Litton discussed the need for Southern Baptists to have a strong theology of suffering, especially for ministers’ wives. Litton is a two-time pastor’s wife. She was married to Rick Ferguson for more than 20 years before he died in a car accident in 2002. In 2009, she married Ed Litton, pastor of First Baptist Church in Mobile, Ala. Kevin Ezell, president of NAMB, asked her to come on board to help minister to the wives of pastors, church planters and missionaries.

Litton stressed the importance of words.

“Men are big and strong … but they can’t absorb the words when she cuts him down,” she said. “God has entrusted you with this … influence. You and I get an opportunity to be stewards.”

Litton referred to Genesis 3, 2 Samuel and Proverbs 31 when talking about the powerful influence women have.

“Far more than you can possibly realize, your husband longs for your affirmation,” she said. “Do not underestimate your power.”

She shared five things to create positive influence: vibrant, spiritual passion; godly character; a healthy biblical love; shared vision; and godly wisdom.

Litton considers character as Christlikeness, truthfulness, kindness and generous, as well as being responsible, unwavering and hardworking.

“Partner with him on the highs and lows,” she said. “When he knows you’re on his team, that brings him great security and great support.

“Do you realize how many times a week your husband has to make decisions that require godly wisdom? Ministry is always very murky. There are a lot of voices that speak into his life.


“Men do not thrive in an atmosphere of negativity,” Litton said. “They will shut down and withdraw.”

Litton also tackled the topic of sex.

“Our whole society is broken about sex,” Litton said. “You’re not going to hear those realities from the culture about what sex is intended to be.”

She stressed the importance of holding high what God meant marriage to be: between one woman and one man.

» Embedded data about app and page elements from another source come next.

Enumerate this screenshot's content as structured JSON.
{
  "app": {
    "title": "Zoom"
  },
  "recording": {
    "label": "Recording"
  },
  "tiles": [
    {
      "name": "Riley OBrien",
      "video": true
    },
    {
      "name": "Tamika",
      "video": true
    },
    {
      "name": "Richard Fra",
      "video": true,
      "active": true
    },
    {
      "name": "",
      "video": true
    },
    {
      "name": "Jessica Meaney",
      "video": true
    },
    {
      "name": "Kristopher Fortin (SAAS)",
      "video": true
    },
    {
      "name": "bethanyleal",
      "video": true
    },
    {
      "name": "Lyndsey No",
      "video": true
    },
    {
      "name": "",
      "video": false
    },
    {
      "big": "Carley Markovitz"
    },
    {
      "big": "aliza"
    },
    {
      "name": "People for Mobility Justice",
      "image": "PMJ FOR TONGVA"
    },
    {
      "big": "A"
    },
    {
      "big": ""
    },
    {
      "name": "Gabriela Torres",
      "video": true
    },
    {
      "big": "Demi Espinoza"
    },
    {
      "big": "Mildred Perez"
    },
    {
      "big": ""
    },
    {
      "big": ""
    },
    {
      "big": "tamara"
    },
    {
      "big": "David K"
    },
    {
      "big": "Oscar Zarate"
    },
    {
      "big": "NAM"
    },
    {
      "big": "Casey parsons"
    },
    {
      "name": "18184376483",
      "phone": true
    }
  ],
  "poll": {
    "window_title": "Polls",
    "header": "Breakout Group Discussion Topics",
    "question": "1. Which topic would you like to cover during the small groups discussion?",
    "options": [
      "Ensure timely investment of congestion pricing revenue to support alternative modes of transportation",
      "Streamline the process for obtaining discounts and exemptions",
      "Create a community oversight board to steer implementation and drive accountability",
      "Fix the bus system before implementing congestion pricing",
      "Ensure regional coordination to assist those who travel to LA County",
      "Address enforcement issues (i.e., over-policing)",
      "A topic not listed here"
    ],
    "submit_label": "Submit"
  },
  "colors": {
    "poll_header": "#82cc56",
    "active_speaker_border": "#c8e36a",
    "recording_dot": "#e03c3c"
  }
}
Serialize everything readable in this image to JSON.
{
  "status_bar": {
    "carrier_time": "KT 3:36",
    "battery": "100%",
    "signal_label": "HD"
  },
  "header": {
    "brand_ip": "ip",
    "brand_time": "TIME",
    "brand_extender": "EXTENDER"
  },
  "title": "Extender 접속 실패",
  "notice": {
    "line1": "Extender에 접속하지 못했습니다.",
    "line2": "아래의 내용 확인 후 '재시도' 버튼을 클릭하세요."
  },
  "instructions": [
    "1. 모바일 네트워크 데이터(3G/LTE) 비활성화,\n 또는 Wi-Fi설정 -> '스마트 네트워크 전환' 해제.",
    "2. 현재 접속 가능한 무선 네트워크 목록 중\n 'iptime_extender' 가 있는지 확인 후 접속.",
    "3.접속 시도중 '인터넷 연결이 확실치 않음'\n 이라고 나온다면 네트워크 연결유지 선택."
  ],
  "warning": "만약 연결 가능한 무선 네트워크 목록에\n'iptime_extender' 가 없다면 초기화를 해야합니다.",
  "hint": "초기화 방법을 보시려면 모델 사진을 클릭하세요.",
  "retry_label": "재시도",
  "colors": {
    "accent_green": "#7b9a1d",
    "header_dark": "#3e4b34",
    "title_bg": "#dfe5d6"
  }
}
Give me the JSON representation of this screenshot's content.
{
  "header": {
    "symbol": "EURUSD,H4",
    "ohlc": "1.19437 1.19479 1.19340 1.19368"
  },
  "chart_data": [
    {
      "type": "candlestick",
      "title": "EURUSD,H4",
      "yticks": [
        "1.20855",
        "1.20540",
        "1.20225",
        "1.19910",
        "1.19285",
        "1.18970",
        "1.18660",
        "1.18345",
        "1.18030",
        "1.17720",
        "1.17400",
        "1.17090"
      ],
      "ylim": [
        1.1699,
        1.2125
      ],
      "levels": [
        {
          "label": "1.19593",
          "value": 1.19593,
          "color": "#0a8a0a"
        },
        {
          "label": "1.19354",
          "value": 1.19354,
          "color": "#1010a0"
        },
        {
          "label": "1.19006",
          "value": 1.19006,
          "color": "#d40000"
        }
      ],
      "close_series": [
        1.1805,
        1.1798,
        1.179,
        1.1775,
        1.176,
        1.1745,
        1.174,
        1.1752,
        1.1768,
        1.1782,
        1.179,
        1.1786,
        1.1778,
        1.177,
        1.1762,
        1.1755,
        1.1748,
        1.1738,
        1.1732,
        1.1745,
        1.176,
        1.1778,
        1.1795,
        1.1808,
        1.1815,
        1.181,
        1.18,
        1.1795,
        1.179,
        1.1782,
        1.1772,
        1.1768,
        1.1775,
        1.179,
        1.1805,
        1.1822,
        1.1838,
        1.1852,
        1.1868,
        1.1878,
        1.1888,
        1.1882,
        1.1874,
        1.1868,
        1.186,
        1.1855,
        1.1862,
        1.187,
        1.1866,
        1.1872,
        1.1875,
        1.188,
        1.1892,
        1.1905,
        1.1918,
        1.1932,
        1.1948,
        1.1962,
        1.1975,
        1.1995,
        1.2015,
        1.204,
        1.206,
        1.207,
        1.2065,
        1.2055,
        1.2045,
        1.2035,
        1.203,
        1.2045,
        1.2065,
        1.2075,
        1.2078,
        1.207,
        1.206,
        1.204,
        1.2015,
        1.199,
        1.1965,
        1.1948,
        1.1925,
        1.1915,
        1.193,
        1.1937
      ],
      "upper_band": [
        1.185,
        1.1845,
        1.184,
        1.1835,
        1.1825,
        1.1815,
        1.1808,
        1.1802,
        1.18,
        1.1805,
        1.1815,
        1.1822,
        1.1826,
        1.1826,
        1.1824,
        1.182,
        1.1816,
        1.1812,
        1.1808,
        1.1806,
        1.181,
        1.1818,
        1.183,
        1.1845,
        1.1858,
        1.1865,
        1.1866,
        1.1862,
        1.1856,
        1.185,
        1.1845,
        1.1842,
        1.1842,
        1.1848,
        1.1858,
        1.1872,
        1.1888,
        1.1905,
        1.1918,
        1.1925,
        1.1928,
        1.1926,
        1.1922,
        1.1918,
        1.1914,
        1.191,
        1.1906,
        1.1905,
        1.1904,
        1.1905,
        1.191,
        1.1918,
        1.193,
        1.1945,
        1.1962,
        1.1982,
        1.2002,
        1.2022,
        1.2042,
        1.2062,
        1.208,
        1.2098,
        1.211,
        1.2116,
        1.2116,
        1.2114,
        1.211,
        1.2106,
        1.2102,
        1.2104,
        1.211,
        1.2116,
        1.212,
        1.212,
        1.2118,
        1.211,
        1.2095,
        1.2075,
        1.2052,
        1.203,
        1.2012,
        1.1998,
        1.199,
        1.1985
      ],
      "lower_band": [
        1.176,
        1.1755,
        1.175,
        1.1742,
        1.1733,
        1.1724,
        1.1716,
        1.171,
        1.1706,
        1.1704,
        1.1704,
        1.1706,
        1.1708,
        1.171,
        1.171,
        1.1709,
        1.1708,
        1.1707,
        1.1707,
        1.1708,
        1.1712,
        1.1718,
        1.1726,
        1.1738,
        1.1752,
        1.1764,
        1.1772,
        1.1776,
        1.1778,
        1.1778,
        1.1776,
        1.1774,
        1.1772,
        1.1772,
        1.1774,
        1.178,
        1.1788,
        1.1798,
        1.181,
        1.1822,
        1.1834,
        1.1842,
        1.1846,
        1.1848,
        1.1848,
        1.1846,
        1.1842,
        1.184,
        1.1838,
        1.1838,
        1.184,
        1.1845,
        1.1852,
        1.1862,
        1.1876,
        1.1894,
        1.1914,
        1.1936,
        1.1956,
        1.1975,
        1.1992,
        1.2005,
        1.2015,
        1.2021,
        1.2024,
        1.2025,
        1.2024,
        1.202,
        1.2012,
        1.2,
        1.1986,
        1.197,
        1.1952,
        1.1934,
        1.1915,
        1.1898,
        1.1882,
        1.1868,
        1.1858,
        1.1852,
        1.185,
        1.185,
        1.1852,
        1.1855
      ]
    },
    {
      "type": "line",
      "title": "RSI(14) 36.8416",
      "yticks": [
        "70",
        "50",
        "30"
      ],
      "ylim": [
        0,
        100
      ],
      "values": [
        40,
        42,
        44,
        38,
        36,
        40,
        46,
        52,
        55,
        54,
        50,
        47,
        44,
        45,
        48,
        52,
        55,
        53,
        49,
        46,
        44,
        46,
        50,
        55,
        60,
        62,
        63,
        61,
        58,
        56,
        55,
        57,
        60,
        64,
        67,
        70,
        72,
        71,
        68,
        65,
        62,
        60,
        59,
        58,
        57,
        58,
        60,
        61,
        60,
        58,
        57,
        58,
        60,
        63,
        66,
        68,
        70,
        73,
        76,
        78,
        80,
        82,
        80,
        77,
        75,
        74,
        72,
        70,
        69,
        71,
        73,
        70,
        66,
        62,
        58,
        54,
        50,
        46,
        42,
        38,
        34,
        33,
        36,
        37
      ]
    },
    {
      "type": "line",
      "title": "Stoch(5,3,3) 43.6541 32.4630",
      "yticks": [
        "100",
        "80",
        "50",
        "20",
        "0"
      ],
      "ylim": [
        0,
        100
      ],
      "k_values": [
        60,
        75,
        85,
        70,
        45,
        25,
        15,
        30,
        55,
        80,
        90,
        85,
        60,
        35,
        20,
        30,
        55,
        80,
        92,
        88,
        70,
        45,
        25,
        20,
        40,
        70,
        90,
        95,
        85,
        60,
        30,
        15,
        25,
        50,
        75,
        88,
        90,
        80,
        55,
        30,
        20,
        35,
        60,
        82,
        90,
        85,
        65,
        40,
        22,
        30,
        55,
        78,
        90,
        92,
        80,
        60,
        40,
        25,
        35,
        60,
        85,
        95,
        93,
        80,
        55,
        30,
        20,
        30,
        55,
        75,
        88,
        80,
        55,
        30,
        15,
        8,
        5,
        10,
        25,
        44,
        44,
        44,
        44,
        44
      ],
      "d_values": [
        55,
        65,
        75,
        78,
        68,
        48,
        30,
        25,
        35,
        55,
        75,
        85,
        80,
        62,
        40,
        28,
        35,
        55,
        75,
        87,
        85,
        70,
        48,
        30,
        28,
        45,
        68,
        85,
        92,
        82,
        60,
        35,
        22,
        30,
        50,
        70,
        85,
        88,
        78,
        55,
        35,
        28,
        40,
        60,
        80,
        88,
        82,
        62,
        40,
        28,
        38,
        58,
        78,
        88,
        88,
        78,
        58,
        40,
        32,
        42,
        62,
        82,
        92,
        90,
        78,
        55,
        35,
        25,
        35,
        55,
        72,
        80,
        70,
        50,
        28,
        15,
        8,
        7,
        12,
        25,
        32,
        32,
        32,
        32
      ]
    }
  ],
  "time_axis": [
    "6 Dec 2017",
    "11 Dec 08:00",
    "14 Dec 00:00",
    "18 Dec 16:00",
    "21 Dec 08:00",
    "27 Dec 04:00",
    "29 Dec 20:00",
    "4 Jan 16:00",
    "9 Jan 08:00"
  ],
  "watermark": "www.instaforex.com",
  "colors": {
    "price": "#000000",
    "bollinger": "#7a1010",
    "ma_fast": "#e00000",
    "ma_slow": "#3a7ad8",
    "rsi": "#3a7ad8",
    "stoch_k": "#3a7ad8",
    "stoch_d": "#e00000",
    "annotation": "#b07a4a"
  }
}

She stressed the need for communication between husband and wife in this area.

Battling burnout

Frank tackled the topics of burnout and parenting.

In her “Battling Burnout” session, Frank stressed that burnout remains the number one “threat to your husband’s legacy” while pastor’s wives’ face washout.

“We burn out when we serve in the flesh,” Frank said. “If you’re spending yourself for the Kingdom of God but you’re spending the finite part of you, you will become exhausted.”

But ladies will wash out when they withdraw. “Sometimes ministry is grubby,” she said.

“Sometimes people say things that hurt you … we build hedges around our lives; we’re afraid to be vulnerable; we’re afraid to be authentic.”

Other mistakes include failing to sow, sowing in poor soil or disconnecting from your calling.

She encouraged the ladies to take a healing Sabbath by being present, restored and renewed.

“You need a Sabbath,” said Frank as she encouraged the ladies to make their priority “the glory of His name and the sake of the gospel. Everything else is just fluff.”

Frank shared that the women did not owe anyone transparency but they do “owe everybody authenticity.”

She stressed that the legacy of someone’s life is built for the long haul. Women need to partner with their husbands to set boundaries within ministry.

Fearless parenting

Frank admits a fear of raising “bratty” preacher’s kids.

“I didn’t want to mess my kids up,” she said. “Whether our children are in our home or out on their own, we can trust God fearlessly with their welfare spiritually, emotionally, mentally and physically. Parenting is a stewardship of love for the glory of God.”

Frank encouraged the women to not “let the devil get to you with that ‘mommy guilt.’ You’re going to find something to feel bad about. We just really need to support each other.”

Women should look for evidence of God’s power, take God at His Word and step into action, Frank said.

“Your family is a picture of the gospel in human form,” she said. “A marriage is a gospel presentation. Everyone in your neighborhood is watching.”

Embrace also has events planned in the fall, including a mission trip to Boston (deadline to apply is May 1), discipleship training and a women’s retreat.

Visit embracenc.org for more information; click on “Events.”